Others will undergo surgery when the medications stop working. Back surgery is a very invasive procedure with many risks. There is no guarantee that the surgery will alleviate the pain. Often, in the case of spinal fusion surgery, immobilizing the problematic bone will cause the levels above and/or below to wear out and cause further pain and problems.
A Better Approach!
Chiropractic care offers a drug-free, surgery-free approach to alleviating your low back pain. At Trinity Chiropractic, we will take a detailed history and perform an examination to determine the cause of your low back pain. X-rays will be taken, if necessary, to more specifically narrow down the cause of your pain as well as determine if there are other underlying factors. There is no one-size-fits-all solution to your treatment, so we will develop a treatment plan specific to your individual condition. We not only want to address your immediate pain but provide you with personalized assistance and instruction to help you achieve and maintain long-term relief.
Misaligned spinal bones create interference to nerves, causing pain and other problems where those nerves go. Chiropractic adjustments are the foundation of chiropractic care and provide excellent outcomes. The adjustment restores movement and function of the spinal bones, removing nerve interference.
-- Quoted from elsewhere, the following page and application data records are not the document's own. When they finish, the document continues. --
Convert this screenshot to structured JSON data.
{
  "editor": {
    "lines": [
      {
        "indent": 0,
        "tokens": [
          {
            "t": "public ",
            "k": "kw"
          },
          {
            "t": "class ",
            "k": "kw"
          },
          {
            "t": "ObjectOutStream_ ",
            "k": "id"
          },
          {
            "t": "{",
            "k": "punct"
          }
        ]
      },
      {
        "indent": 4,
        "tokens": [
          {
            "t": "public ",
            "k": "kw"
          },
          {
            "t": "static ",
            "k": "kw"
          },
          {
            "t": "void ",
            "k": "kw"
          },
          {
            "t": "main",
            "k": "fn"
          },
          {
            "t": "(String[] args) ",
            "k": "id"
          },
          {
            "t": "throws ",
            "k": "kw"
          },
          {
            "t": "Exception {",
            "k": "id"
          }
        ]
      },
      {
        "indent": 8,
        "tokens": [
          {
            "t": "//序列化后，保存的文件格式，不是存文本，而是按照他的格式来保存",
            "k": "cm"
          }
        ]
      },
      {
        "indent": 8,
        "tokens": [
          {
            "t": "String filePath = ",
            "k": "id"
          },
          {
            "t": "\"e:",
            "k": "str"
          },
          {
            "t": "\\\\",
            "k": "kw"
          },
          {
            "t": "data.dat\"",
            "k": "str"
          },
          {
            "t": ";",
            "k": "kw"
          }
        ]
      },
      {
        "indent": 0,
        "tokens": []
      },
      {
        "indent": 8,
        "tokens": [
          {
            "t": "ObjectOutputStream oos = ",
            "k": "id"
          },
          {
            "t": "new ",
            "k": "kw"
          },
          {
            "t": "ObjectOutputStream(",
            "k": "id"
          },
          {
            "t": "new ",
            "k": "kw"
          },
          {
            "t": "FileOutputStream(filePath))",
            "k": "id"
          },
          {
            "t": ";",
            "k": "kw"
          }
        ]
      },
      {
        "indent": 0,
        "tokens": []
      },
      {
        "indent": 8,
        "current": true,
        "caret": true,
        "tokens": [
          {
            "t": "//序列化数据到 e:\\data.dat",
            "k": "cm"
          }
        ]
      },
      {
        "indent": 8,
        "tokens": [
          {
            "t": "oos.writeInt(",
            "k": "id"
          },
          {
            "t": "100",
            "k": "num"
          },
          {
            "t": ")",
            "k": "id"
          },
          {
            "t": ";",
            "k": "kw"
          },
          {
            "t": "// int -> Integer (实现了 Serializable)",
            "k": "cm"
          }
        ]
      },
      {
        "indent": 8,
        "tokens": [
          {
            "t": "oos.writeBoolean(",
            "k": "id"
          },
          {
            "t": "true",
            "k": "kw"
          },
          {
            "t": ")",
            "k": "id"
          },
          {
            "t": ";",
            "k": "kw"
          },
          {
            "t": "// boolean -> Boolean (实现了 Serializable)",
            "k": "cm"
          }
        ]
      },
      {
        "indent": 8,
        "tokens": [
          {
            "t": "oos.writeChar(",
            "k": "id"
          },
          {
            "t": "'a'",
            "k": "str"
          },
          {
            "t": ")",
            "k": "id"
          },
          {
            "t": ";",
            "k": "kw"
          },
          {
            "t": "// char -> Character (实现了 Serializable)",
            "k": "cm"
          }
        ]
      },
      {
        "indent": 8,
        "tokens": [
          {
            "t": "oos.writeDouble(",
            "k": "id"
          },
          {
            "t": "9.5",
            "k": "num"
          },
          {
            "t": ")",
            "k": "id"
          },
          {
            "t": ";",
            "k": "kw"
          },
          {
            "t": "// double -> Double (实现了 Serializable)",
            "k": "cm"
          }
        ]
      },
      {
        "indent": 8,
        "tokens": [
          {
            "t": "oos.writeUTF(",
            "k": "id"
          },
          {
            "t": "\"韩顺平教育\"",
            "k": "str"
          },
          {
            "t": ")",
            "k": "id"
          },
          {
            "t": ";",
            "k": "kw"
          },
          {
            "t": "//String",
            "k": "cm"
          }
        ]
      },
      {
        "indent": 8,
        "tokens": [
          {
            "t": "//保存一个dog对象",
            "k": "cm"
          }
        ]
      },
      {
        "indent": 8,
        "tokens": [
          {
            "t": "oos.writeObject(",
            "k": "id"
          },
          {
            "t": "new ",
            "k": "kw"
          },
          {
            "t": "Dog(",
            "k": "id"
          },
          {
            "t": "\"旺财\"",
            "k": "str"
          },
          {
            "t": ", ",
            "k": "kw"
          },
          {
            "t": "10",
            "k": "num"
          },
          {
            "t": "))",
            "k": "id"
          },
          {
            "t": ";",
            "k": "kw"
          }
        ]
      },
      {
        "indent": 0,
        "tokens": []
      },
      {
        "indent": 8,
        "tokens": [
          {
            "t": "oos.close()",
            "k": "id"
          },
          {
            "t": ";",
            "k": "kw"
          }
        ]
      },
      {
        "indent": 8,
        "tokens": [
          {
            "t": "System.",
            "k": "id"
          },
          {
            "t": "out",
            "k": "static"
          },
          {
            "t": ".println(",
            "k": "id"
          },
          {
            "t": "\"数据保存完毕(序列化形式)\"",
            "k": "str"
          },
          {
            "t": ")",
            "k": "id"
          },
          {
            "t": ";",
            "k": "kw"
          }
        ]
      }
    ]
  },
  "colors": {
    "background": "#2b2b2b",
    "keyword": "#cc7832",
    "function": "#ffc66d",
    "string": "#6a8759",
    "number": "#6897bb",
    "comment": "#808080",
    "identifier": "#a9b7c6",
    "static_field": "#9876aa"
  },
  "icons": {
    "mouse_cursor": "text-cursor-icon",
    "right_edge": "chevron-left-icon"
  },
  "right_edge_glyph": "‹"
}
These results can be even improved when combined with therapeutic procedures such as laser therapy, traction, postural correction and therapeutic exercises, which are performed in our office as part of your corrective care plan.
How to Prevent Back Pain:
Here are some helpful tips to prevent back pain:
Maintain a healthy diet and weight.
Avoid prolonged periods of inactivity.
Warm up or stretch before physical activity.
Maintain proper posture.
Wear comfortable shoes, avoiding high heels.
Sleep on a mattress of medium firmness to minimize stress on your spine.
When lifting, lift with your legs, not your back. Keep the object close to your body, and do not twist.
Quit smoking. Smoking impairs blood flow, resulting in oxygen and nutrient deprivation to spinal tissues.
Consult your chiropractor to ensure that your workstation is ergonomically correct.
See your chiropractor on a regular basis for wellness care. Spinal misalignments are often symptom-free, gradually worsening until they reach the point that they cause debilitating back pain. This can be minimized by getting adjusted regularly.
Jensen M, Brant-Zawadzki M, Obuchowski N, et al. Magnetic Resonance Imaging of the Lumbar Spine in People Without Back Pain. N Engl J Med 1994; 331: 69-116.
Hoy D, March L, Brooks P, et al The global burden of low back pain: estimates from the Global Burden of Disease 2010 study Annals of the Rheumatic Diseases Published Online First: 24 March 2014. doi: 10.1136/annrheumdis-2013-204428
Vallfors B. Acute, Subacute and Chronic Low Back Pain: Clinical Symptoms, Absenteeism and Working Environment. Scan J Rehab Med Suppl1985; 11: 1-98.
The Hidden Impact of Musculoskeletal Disorders on Americans, United State Bone and Joint Initiative, 2018.
Rubin Dl. Epidemiology and Risk Factors for Spine Pain. Neurol Clin. 2007; May;25(2):353-71.
Sauver, JL et al. Why patients visit their doctors: Assessing the most prevalent conditions in a defined American population. Mayo Clinic Proceedings, Volume 88, Issue 1, 56–67.
Hartvigsen J et al. Low Back Pain Series: What Low Back Pain Is and Why We Need to Pay Attention. Lancet, June 2018; Volume 391, Issue 10137; p2356-2367.
In Project Briefs: Back Pain Patient Outcomes Assessment Team (BOAT). In MEDTEP Update, Vol. 1 Issue 1, Agency for Health Care Policy and Research, Rockville, MD.
Katz JN. Lumbar disc disorders and low-back pain: socioeconomic factors and consequences [review]. J Bone Joint Surg Am. 2006;88(suppl 2): 21-24.